▶ Task objective
Print each of the records below, leaving every word as it is.

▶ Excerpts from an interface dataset
******************************
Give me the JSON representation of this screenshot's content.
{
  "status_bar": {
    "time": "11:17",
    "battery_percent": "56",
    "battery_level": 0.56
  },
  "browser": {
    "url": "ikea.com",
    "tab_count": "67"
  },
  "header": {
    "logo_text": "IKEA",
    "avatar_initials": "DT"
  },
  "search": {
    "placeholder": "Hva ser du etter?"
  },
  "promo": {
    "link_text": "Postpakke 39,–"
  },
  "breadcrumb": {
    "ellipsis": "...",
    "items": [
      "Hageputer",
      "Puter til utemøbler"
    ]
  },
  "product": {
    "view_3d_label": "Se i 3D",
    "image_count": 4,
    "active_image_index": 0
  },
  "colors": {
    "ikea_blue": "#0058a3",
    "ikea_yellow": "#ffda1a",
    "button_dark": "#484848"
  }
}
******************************
▶ Output for this exercise
Give me the JSON representation of this screenshot's content.
{
  "status_bar": {
    "time": "11:17",
    "battery_percent": "56",
    "battery_level": 0.56
  },
  "browser": {
    "url": "ikea.com",
    "tab_count": "67"
  },
  "header": {
    "logo_text": "IKEA",
    "avatar_initials": "DT"
  },
  "search": {
    "placeholder": "Hva ser du etter?"
  },
  "promo": {
    "link_text": "Postpakke 39,–"
  },
  "breadcrumb": {
    "ellipsis": "...",
    "items": [
      "Hageputer",
      "Puter til utemøbler"
    ]
  },
  "product": {
    "view_3d_label": "Se i 3D",
    "image_count": 4,
    "active_image_index": 0
  },
  "colors": {
    "ikea_blue": "#0058a3",
    "ikea_yellow": "#ffda1a",
    "button_dark": "#484848"
  }
}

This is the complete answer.